**PROMPT**
Reading the records below, find how many lines include the word "values" and give that number alone.

**ENTRIES SHOWN**

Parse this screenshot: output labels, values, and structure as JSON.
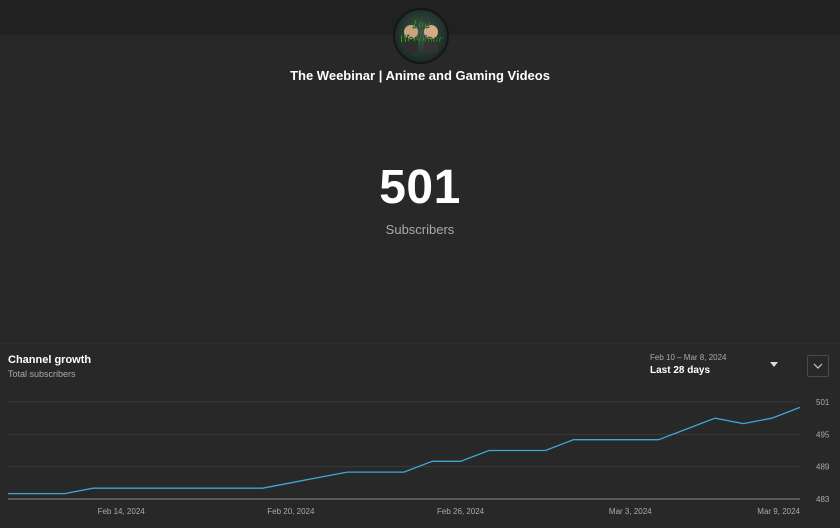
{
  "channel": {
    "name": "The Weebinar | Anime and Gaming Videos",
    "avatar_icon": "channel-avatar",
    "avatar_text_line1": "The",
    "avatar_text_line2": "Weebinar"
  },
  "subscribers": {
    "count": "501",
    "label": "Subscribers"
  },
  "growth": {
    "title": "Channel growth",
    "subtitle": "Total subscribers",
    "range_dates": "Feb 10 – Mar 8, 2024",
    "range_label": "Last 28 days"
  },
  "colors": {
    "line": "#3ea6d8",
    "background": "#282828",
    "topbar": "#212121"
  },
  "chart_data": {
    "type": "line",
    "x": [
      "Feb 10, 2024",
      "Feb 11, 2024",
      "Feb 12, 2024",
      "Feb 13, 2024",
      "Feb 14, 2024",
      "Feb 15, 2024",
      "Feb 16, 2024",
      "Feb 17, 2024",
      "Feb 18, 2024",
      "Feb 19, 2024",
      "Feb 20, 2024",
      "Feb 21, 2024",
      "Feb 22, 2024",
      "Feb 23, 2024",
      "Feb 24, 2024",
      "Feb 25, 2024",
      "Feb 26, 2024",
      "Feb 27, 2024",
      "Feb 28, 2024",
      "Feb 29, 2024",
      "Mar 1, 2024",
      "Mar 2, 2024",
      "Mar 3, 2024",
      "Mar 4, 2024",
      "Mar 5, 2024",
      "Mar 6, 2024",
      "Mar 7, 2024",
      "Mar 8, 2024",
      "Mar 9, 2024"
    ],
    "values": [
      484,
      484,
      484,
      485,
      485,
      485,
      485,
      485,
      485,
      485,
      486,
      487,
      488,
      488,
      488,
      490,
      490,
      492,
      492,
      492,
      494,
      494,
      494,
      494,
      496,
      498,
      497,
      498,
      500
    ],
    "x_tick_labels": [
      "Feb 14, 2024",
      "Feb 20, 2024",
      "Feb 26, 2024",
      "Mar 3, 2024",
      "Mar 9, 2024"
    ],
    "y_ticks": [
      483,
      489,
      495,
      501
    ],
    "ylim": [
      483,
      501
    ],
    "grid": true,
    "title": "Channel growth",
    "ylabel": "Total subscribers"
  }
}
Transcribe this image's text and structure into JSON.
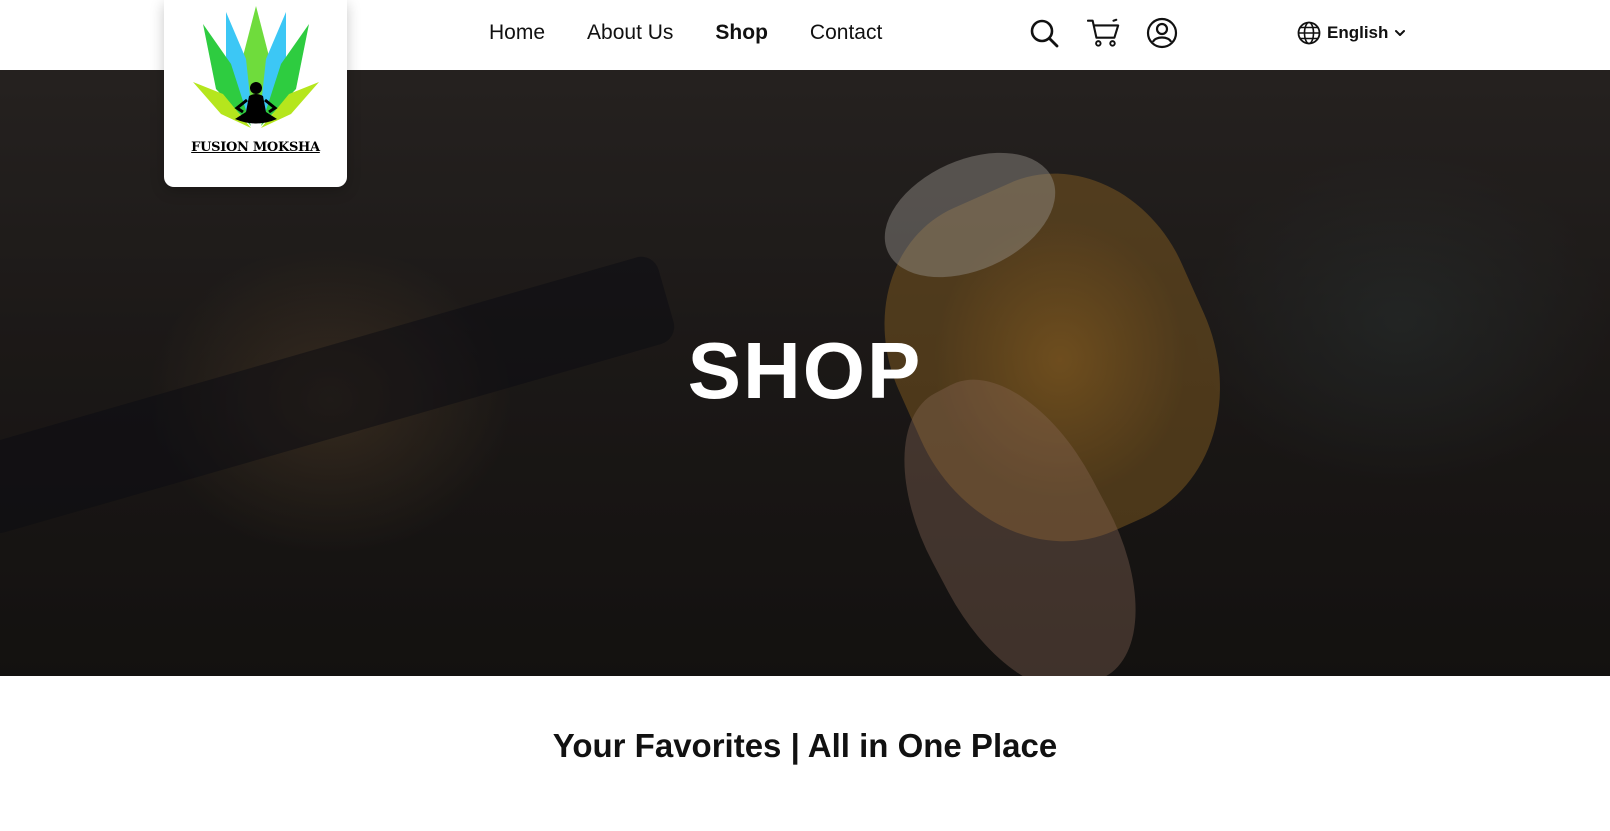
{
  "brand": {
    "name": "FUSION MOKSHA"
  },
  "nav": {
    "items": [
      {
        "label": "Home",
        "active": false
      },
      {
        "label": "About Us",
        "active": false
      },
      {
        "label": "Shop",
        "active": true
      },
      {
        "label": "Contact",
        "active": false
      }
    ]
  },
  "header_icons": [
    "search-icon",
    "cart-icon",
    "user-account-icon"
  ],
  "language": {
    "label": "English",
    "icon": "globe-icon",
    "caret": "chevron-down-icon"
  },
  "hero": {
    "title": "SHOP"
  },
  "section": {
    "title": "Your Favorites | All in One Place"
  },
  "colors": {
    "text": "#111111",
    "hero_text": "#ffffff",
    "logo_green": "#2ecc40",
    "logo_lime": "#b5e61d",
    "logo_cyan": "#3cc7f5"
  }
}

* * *

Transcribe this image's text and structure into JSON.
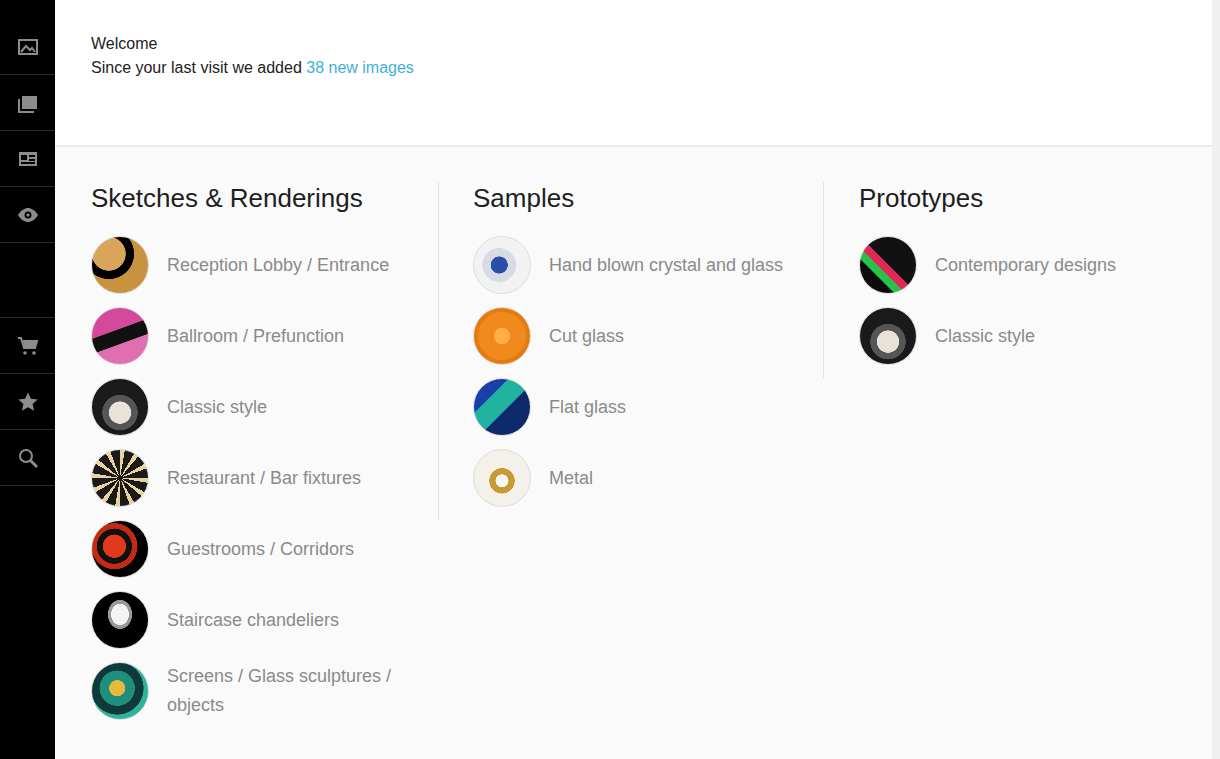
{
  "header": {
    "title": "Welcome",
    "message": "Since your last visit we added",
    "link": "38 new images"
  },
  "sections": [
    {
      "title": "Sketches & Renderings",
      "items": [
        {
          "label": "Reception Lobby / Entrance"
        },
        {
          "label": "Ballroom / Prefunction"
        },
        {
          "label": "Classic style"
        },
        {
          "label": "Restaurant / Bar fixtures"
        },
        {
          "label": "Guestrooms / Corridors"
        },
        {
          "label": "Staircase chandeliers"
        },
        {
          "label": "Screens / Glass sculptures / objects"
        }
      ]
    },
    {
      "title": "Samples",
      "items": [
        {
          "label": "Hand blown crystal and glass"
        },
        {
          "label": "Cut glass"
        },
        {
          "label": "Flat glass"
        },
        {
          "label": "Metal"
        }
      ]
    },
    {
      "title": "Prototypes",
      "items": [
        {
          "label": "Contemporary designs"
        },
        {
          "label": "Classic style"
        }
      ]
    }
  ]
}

**RESPONSE AREA**
2